Being under no illusions of evenhandedness, it is obvious that the GOP is the driving force behind today's hyper-partisan climate. Over the past several decades, the Republican party has become increasingly extreme and divisive, with its most prominent members approaching politics like a gladiator fight to the death in the Roman coliseum. Democrats are now perceived by Republicans like Sen. Ted Cruz not as colleagues and citizens with differences of opinion but mortal enemies who must be defeated at all costs (the party's hatred of President Obama, and the many bizarre conspiracy theories about him being un-American and an enemy-sympathizer, illustrates this partisan insanity). As Mike Lofgren, former Republican and aide to Gov. John Kasich (R-OH), writes in his acclaimed book "The Party is Over."
“By the 2000 election, and certainly after 9/11, the Republican party was no longer a conservative party in the traditional sense, as that word has been understood in Western political culture. Its belief in polarizing language and tactics, a militant and militarized foreign policy, and a constant search for moral enemies, foreign and domestic alike, qualifies the current GOP as a radical right-wing party, not a conservative one.”

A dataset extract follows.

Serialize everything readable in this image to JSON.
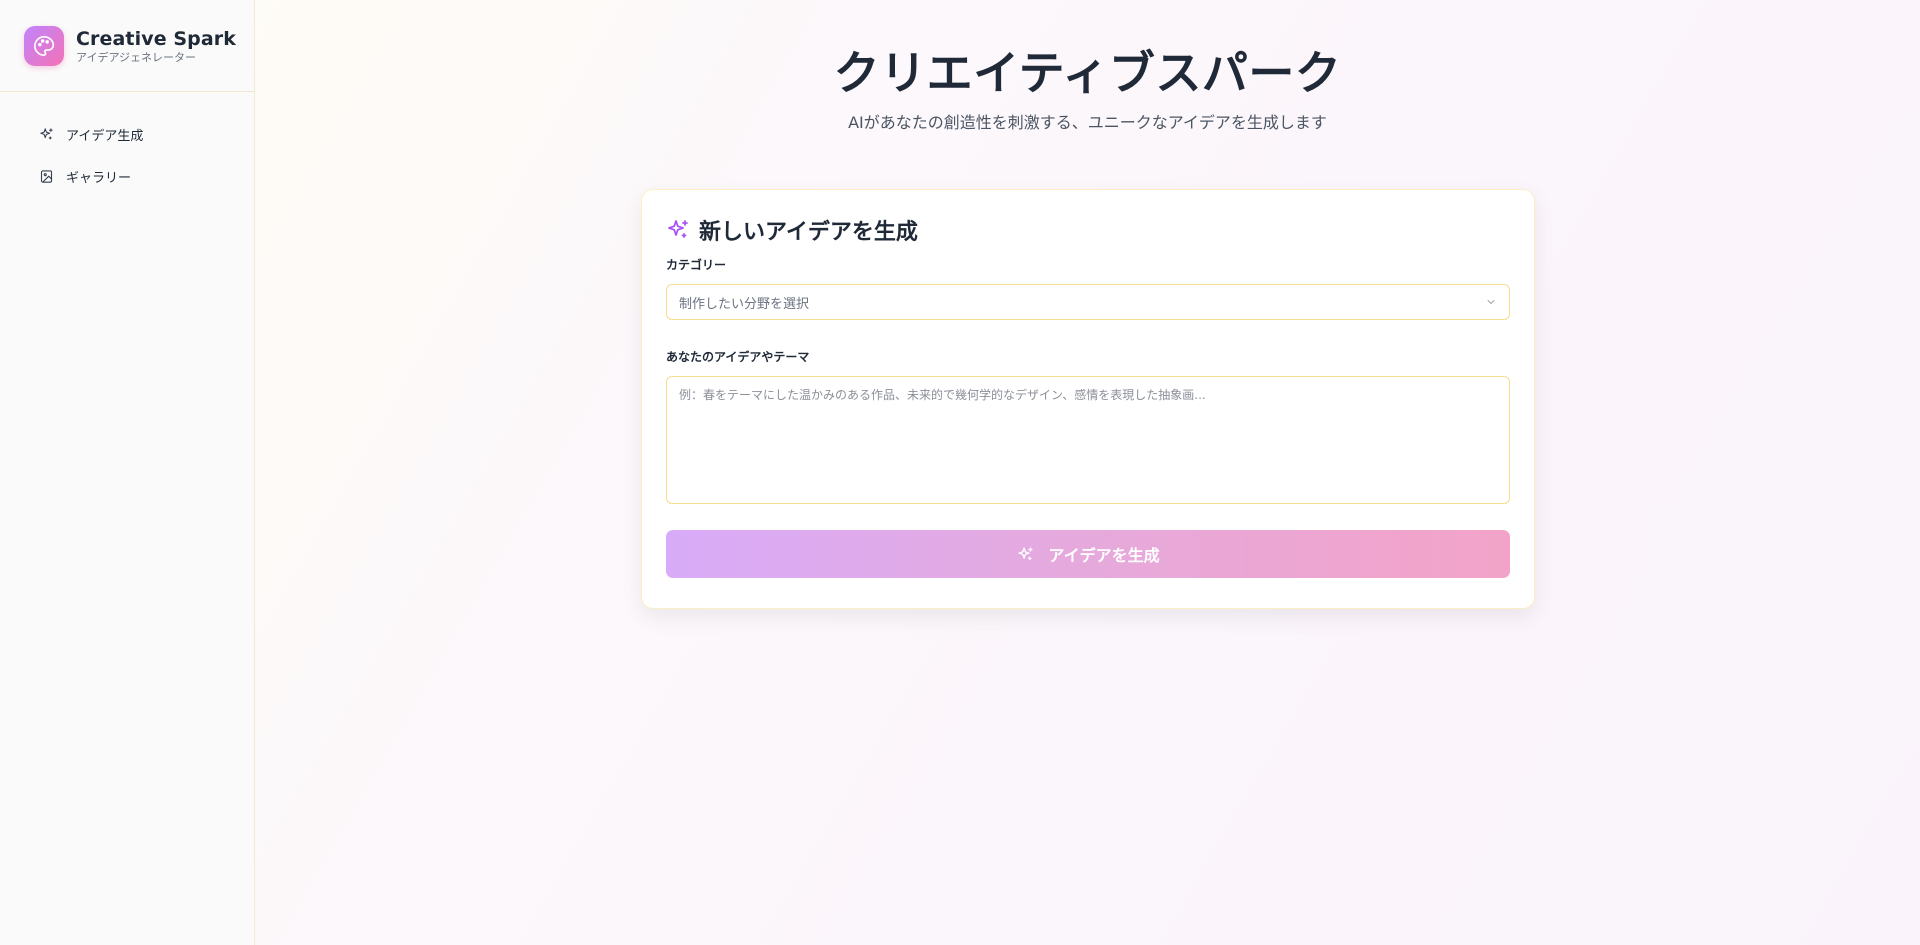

Opportunists and demagogues like Newt Gingrich, Ted Cruz and Donald Trump transformed the GOP into a party of paranoid extremists, and today's polarizing political climate is largely a result of this transformation.
Of course, none of this is to say that the left or center-left is blameless; as I noted above, there are plenty of left-wing hardliners and extremists floating around social media and academia — and some even stooped to praising the actions of Johnson after the shooting. These individuals can be called illiberal or authoritarian leftists, who, just like the right-wingers Lofgren describes above, use “polarizing language and tactics,” are in “constant search for moral enemies,” and tend to promote intolerance and intellectual dishonesty.
Ultimately, however, when you compare the broad political movements on the left and right, it becomes clear that partisan conflict is the right-wing’s bread and butter, while the left is by and large more interested in a unifying sort of politics that promotes economic and social justice. On the left, the divisive, dogmatic and narrow-minded extremists are in the minority; on the right, they now make up enough of a majority to nominate someone like Donald Trump.